de Jesus, JB; Kuplich, TM; Barreto, IDD; da Rosa, CN; Hillebrand, FL (2020). Temporal and phenological profiles of open and dense Caatinga using remote sensing: response to precipitation and its irregularities. JOURNAL OF FORESTRY RESEARCH.
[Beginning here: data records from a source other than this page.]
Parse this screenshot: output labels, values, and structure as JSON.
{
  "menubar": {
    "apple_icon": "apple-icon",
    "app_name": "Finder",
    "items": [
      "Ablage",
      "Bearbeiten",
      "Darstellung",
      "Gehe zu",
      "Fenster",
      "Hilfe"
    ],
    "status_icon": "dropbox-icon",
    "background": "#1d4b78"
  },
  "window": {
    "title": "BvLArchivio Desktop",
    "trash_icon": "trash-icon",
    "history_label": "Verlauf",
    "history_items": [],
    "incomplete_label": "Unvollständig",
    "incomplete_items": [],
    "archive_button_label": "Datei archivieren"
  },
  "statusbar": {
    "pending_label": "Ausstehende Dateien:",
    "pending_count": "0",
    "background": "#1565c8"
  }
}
Caatinga is a typical biome of Brazil's semiarid regions and subject to climate changes. Research is needed on the relation of its features to climate events. This study analyzed the influence of rainfall and its irregularities in open and dense woody Caatinga vegetation. Phenological curves were generated by means of Normalized Difference Vegetation Index (NDVI) time profiles in the Grota do Angico Conservation Unit study area in Sergipe State. Rainfall data from 2000 to 2018 were collected and phenological curves generated using various estimate methods that produced the following variables: [start of season, end of season, peak of season position, length of season, mean growing season and maximum seasonal]. Rainfall showed a standard intra-annual behavior, with inter-annual variations related to irregularities influencing Caatinga response. Dense Caatinga vegetation had higher values of NDVI in all periods, even in anomalous years compared to open Caatinga, in addition to having longer leaf coverage over the year, with an anticipated start and a more extended seasonal end. The analysis of the rainfall regime made it possible to assess its influence on the Caatinga and phenological profiles proved to be fundamental to understand periods of physiological change of open and dense Caatinga. These results indicate that dense Caatinga maintains physiological activity longer, which may be associated with greater moisture maintenance in a semiarid region. In addition, because it has a greater leaf cover for longer periods, the soil may be preserved and maintain its characteristics longer, reducing the effects of desertification. The results may be associated with the type of forest management and conservation in this region. The total or partial suppression of individual remnants of Caatinga should be avoided, since the most open areas have lower photosynthetic capacity, affected to a considerable extent from the effects of adverse climatic conditions. Additionally, open Caatinga has a reduced capacity for regenerating naturally and its use by communities in this semiarid region should be limited.